___ Records shown

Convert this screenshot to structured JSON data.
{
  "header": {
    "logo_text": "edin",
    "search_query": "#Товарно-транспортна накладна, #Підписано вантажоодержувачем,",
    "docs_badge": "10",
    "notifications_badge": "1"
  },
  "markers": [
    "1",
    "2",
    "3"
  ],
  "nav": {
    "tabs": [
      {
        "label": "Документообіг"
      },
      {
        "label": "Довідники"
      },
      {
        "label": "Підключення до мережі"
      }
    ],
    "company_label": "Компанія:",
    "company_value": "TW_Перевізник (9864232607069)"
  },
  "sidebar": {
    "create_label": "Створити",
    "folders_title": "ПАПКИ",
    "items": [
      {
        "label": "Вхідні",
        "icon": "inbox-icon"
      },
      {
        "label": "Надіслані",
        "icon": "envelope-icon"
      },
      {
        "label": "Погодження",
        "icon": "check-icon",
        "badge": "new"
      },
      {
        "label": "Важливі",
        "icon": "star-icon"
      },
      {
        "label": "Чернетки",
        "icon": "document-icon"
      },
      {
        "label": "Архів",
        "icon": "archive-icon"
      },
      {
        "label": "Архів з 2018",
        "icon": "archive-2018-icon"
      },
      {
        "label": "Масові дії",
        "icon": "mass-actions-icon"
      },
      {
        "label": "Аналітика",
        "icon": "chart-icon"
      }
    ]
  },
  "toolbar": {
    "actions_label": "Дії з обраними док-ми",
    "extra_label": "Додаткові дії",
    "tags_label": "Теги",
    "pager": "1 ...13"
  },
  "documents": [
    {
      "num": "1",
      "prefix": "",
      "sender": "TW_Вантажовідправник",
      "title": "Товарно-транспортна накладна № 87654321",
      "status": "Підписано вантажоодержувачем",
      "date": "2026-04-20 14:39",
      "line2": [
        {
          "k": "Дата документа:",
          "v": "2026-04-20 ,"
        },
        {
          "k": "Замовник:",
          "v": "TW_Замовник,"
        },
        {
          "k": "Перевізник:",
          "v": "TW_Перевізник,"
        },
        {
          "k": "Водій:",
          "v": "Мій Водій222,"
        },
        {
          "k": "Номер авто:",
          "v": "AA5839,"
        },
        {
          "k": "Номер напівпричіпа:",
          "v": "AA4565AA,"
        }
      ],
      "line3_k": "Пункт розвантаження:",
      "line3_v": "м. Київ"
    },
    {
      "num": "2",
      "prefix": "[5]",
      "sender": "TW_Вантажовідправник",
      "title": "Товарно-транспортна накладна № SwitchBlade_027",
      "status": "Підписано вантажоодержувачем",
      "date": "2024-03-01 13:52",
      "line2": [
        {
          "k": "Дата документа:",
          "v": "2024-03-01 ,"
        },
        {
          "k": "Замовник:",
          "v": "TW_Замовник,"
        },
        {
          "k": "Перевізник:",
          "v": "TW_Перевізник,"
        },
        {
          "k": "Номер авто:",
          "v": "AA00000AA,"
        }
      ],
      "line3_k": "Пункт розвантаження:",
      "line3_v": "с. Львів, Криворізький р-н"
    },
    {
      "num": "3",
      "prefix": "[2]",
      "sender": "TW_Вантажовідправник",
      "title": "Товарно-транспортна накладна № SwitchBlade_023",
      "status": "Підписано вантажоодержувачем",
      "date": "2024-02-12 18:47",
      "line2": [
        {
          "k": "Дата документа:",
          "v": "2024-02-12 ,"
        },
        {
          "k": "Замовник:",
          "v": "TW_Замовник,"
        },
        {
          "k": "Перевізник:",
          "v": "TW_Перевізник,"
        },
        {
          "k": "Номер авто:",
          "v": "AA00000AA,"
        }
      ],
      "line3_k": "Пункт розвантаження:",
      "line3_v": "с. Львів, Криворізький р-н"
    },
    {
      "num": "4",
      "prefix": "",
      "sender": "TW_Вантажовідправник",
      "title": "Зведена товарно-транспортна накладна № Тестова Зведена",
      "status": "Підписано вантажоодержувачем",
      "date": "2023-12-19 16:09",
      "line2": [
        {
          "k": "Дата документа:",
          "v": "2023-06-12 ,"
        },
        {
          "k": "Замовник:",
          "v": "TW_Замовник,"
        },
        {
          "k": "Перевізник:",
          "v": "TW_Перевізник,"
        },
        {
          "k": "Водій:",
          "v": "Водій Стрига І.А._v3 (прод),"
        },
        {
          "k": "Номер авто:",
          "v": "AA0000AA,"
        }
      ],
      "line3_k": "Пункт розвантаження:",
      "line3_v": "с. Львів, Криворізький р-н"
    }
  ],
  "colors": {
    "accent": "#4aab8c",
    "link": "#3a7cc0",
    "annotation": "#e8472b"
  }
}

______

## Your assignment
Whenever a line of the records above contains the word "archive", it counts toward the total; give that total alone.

## Written solution
2